Let's say that this deadline is so tight that you already know it will involve
many late nights of black coffee and frenetic programming. What can you do to
make this process go faster?
I honestly don't know, since the correct answer will depend on one's individual
circumstances. However, I can tell you how many programmers do respond under
such circumstances. They decide to save time by skipping over the software
planning and design phase, and immediately start coding away.
To an inexperienced or otherwise undisciplined programmer, this seems to make
sense. After all, the finished product is what truly matters, right? The
customer doesn't care about flowcharts, class diagrams or software
architectures. All they want is something that works.
It seems to make sense, but it's a foolhardy approach. That way lies madness.
We've all heard that an ounce of planning is worth a pound of cure, but in the
world of software development, this adage is often forgotten.
If a real estate developer needs to get a house built quickly, does he save time
by skipping over the architectural design phase? Does he decide to dispense
with blueprints, and just start laying down concrete? Of course not. He knows
that the results would be chaotic, and that work will progress more slowly
without careful forethought and a concrete plan.
Yet that's the approach that many people take when it comes to software. They
decide to just start coding away, thinking that this makes the software
development process more efficient. On fairly simple projects, this might work.
On anything of moderate complexity though, such an approach is doomed to fail.
Sure, you may save time at first. However, without a concrete software plan and
a carefully considered design, problems are bound to catch up with you before
long. Many of these problems won't become clear until the testing phase comes
around, and by then, it may be too late.
Sadly, such reckless thinking is often encouraged in the corporate world. Due to
time constraints, a misguided manager may instruct his team to skip over the
design work and just start hacking away. This makes the team seem focused and
productive, but this strategy can wreak havoc on the project timeline. What's
more, the resultant code is often a tangled, poorly documented, chaotic mess.
If this software must be maintained for years to come, then you have a recipe
Mind you, I'm not saying that an elaborate design is always necessary. If time
is short, then one might not have the luxury of an intricate software plan with
exhaustive design documentation. However, one should at least have a general
software architecture laid out-one which is detailed enough to make the
software development process smoother and easier. Programmers rarely err on the
side of over-planning, but they frequently fall into the trap of insufficient
design detail.

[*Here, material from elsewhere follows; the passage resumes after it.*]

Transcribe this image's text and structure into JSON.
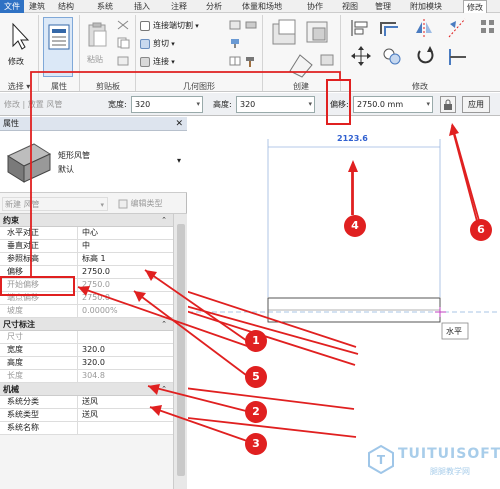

Don't make this mistake, if you really want to save time.
About the Author:
V. Berba Velasco Jr., Ph.D. works as a senior electrical and software engineer
at Cellular Technology Ltd (http://www.immunospot.com,
http://www.elispot.cn). a biotechnology company that prides itself on
its standards of excellence.